I don’t think the public ever gets access to the full story, because it’s distorted by all kinds of reporting and withholding of the truth from the public by various players, but I think that the last three days I was in the White House I never did go to bed at all. Three days and nights I stayed up negotiating for the release of the hostages and, of course, I was very pleased when they were released, but I was disappointed that the ayatollah held them in captivity longer than necessary.

What is your take on the 2016 presidential race so far?
Well, of course, the Republicans have, I think, 16 people running right now. And Donald Trump seems to be dominating the news. I don’t think FOX News and MSNBC could’ve survived without Trump these last couple weeks. I don’t think he has a chance to get the Republican nomination — certainly not to be elected president—but he has taken charge of it. And he’ll be one of the leading speakers or debaters when FOX has the first debate in August. I think the Democrats still have a good chance to win, and, of course, I’m a Democrat and I’ll support the Democratic nominee.

In the Democratic field, who do you like, Hillary Clinton or Bernie Sanders or someone else?
I think there’s still some searching going on about that, although Hillary’s in the lead by far and has done the best job of raising money, so she has a tremendous advantage. I think all the odds are that she will be the nominee. But I think Bernie Sanders has been a surprising candidate, and I think if Elizabeth Warren had run, she would be even stronger than Bernie Sanders.

What can the two parties do to address the issue of income inequality in the 2016 race?
I hope that the candidates on both sides, both the Republicans and Democrats, will address that because it’s gotten much worse since I left office.

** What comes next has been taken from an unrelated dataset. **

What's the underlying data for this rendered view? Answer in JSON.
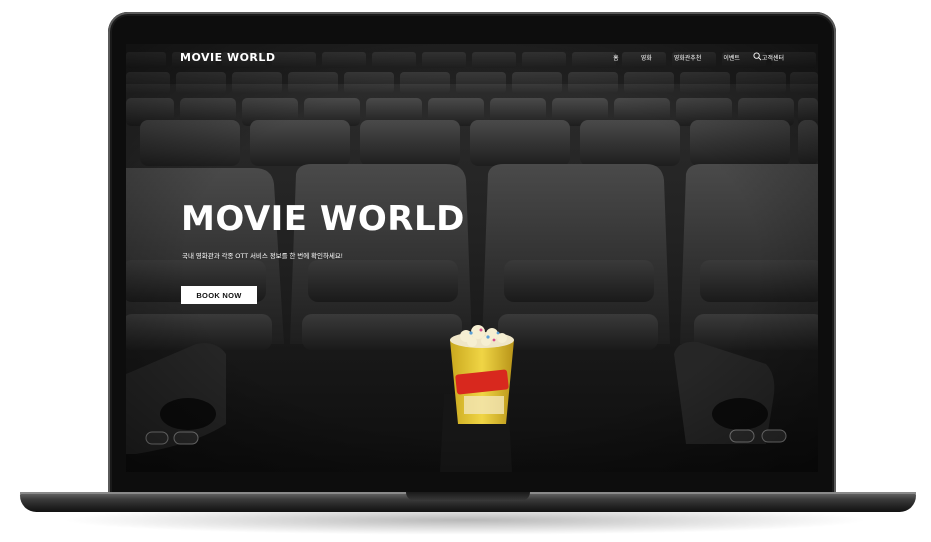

Because with the advent of Citizens United and pouring money into [elections], it gives rich people much greater influence over the Congress and the president when they are in office, and, of course, they get increasingly better deals on taxation and help from the government and so forth, compared to the average working person. I hope that will be changed, a day into this election, but I’m not sure it will.

Have we made any progress in terms of resolving the Israel/Palestinian issue or establishing peace in the Middle East?
No, I think it’s in a low ebb right now. It’s at the worst state that I have known since I’ve been involved in politics, and that’s been a long time. We have fewer influences in both Israel and among the Palestinians than we ever have before. The Netanyahu government has indicated quite clearly that it has no intention of complying with international law or with the policy of the United States. So, at this point, I don’t see hope for progress in the immediate future.

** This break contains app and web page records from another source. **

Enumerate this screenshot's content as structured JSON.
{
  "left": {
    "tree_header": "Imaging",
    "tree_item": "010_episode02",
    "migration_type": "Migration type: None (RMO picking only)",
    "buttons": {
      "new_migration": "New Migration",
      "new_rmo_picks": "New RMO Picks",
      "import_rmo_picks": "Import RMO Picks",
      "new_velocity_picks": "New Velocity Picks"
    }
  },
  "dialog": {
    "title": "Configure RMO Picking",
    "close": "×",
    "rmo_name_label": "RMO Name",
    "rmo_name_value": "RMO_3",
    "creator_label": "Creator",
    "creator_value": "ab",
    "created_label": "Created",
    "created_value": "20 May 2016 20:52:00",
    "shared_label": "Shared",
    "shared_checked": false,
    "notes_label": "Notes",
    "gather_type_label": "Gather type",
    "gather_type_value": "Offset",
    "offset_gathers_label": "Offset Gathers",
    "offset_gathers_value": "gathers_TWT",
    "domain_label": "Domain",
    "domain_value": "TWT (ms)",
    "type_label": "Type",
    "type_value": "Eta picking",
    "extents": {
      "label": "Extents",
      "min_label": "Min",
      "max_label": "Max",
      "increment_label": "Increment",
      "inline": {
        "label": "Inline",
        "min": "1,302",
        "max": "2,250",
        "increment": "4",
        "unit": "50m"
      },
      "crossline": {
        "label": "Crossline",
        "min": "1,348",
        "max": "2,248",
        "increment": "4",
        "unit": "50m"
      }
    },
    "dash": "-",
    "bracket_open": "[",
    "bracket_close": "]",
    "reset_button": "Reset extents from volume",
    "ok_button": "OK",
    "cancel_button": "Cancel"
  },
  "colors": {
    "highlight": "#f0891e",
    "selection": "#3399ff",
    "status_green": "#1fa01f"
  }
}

Do you think eventually it could change? For example, similar to the Cuba situation, which seemed doomed but can come back from the brink at some point?
Well, the Carter Center doesn’t give up. We have full-time offices in Jerusalem, the West Bank and also in Gaza, so we continue to work over there constantly to try to find some way to reopen the possibility of a peace agreement. But unless we have help from the US government and help from the Israeli government, I don’t think we’re going to make any progress. I don’t see any immediate prospect of that being done.

Do you feel like you’ve been able to be more effective outside of government than you were when you were in office, or did your experience in government allow you to be effective outside of it?
The latter. I think the fact that I was president of a great country has given me the ability to do what we do at the Carter Center. It gives me access to almost everybody in the world. We have a lot of influence when I go somewhere, so we’re able to negotiate peace agreements with people, we’re able to observe troubled elections — we’ve just finished our 100th troubled election — and this coming year we’ll treat over 70 million people for terrible diseases. So I would not be able to do any of those things unless I had been president first.